> _WHAT TO DO_:
Exact copy, no pictures: return all the data below as written.

> _PROVIDED INFORMATION_:
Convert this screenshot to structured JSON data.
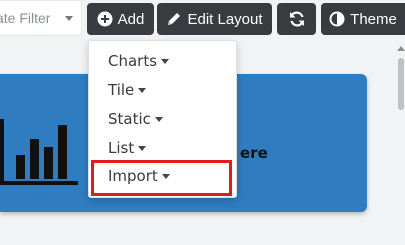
{
  "toolbar": {
    "date_filter_label": "ate Filter",
    "add_label": "Add",
    "edit_layout_label": "Edit Layout",
    "theme_label": "Theme"
  },
  "card": {
    "text": "ere"
  },
  "add_menu": {
    "items": [
      {
        "label": "Charts"
      },
      {
        "label": "Tile"
      },
      {
        "label": "Static"
      },
      {
        "label": "List"
      },
      {
        "label": "Import"
      }
    ]
  },
  "colors": {
    "button_bg": "#383b3f",
    "card_bg": "#2f7dc0",
    "highlight": "#e21b1b"
  },
  "icons": [
    "plus-circle-icon",
    "pencil-icon",
    "refresh-icon",
    "half-circle-theme-icon",
    "caret-down-icon",
    "bar-chart-icon"
  ]
}
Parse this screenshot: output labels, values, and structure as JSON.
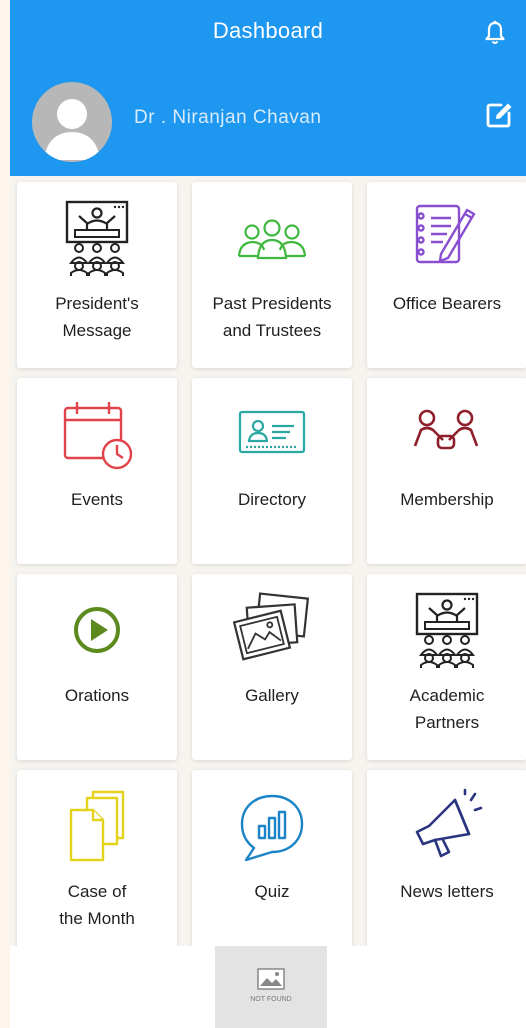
{
  "header": {
    "title": "Dashboard"
  },
  "profile": {
    "name": "Dr . Niranjan Chavan"
  },
  "tiles": [
    {
      "label": "President's\nMessage",
      "icon": "presentation-icon"
    },
    {
      "label": "Past Presidents\nand Trustees",
      "icon": "group-icon"
    },
    {
      "label": "Office Bearers",
      "icon": "notepad-pen-icon"
    },
    {
      "label": "Events",
      "icon": "calendar-clock-icon"
    },
    {
      "label": "Directory",
      "icon": "id-card-icon"
    },
    {
      "label": "Membership",
      "icon": "handshake-people-icon"
    },
    {
      "label": "Orations",
      "icon": "play-circle-icon"
    },
    {
      "label": "Gallery",
      "icon": "photo-stack-icon"
    },
    {
      "label": "Academic\nPartners",
      "icon": "presentation-icon"
    },
    {
      "label": "Case of\nthe Month",
      "icon": "document-stack-icon"
    },
    {
      "label": "Quiz",
      "icon": "chat-bar-chart-icon"
    },
    {
      "label": "News letters",
      "icon": "megaphone-icon"
    }
  ],
  "footer": {
    "image_placeholder": "NOT FOUND"
  },
  "colors": {
    "header": "#1e97f0",
    "group_green": "#3fb83f",
    "purple": "#8a4fd0",
    "red": "#e2434a",
    "teal": "#2aa9a3",
    "maroon": "#8e1f2b",
    "olive": "#5d8a1f",
    "yellow": "#e4d21c",
    "blue": "#1b84c8",
    "navy": "#2a3580"
  }
}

> _ANSWER TO THE EXERCISE_:
Convert this screenshot to structured JSON data.
{
  "toolbar": {
    "date_filter_label": "ate Filter",
    "add_label": "Add",
    "edit_layout_label": "Edit Layout",
    "theme_label": "Theme"
  },
  "card": {
    "text": "ere"
  },
  "add_menu": {
    "items": [
      {
        "label": "Charts"
      },
      {
        "label": "Tile"
      },
      {
        "label": "Static"
      },
      {
        "label": "List"
      },
      {
        "label": "Import"
      }
    ]
  },
  "colors": {
    "button_bg": "#383b3f",
    "card_bg": "#2f7dc0",
    "highlight": "#e21b1b"
  },
  "icons": [
    "plus-circle-icon",
    "pencil-icon",
    "refresh-icon",
    "half-circle-theme-icon",
    "caret-down-icon",
    "bar-chart-icon"
  ]
}
Parse this screenshot: output labels, values, and structure as JSON.
{
  "header": {
    "title": "Dashboard"
  },
  "profile": {
    "name": "Dr . Niranjan Chavan"
  },
  "tiles": [
    {
      "label": "President's\nMessage",
      "icon": "presentation-icon"
    },
    {
      "label": "Past Presidents\nand Trustees",
      "icon": "group-icon"
    },
    {
      "label": "Office Bearers",
      "icon": "notepad-pen-icon"
    },
    {
      "label": "Events",
      "icon": "calendar-clock-icon"
    },
    {
      "label": "Directory",
      "icon": "id-card-icon"
    },
    {
      "label": "Membership",
      "icon": "handshake-people-icon"
    },
    {
      "label": "Orations",
      "icon": "play-circle-icon"
    },
    {
      "label": "Gallery",
      "icon": "photo-stack-icon"
    },
    {
      "label": "Academic\nPartners",
      "icon": "presentation-icon"
    },
    {
      "label": "Case of\nthe Month",
      "icon": "document-stack-icon"
    },
    {
      "label": "Quiz",
      "icon": "chat-bar-chart-icon"
    },
    {
      "label": "News letters",
      "icon": "megaphone-icon"
    }
  ],
  "footer": {
    "image_placeholder": "NOT FOUND"
  },
  "colors": {
    "header": "#1e97f0",
    "group_green": "#3fb83f",
    "purple": "#8a4fd0",
    "red": "#e2434a",
    "teal": "#2aa9a3",
    "maroon": "#8e1f2b",
    "olive": "#5d8a1f",
    "yellow": "#e4d21c",
    "blue": "#1b84c8",
    "navy": "#2a3580"
  }
}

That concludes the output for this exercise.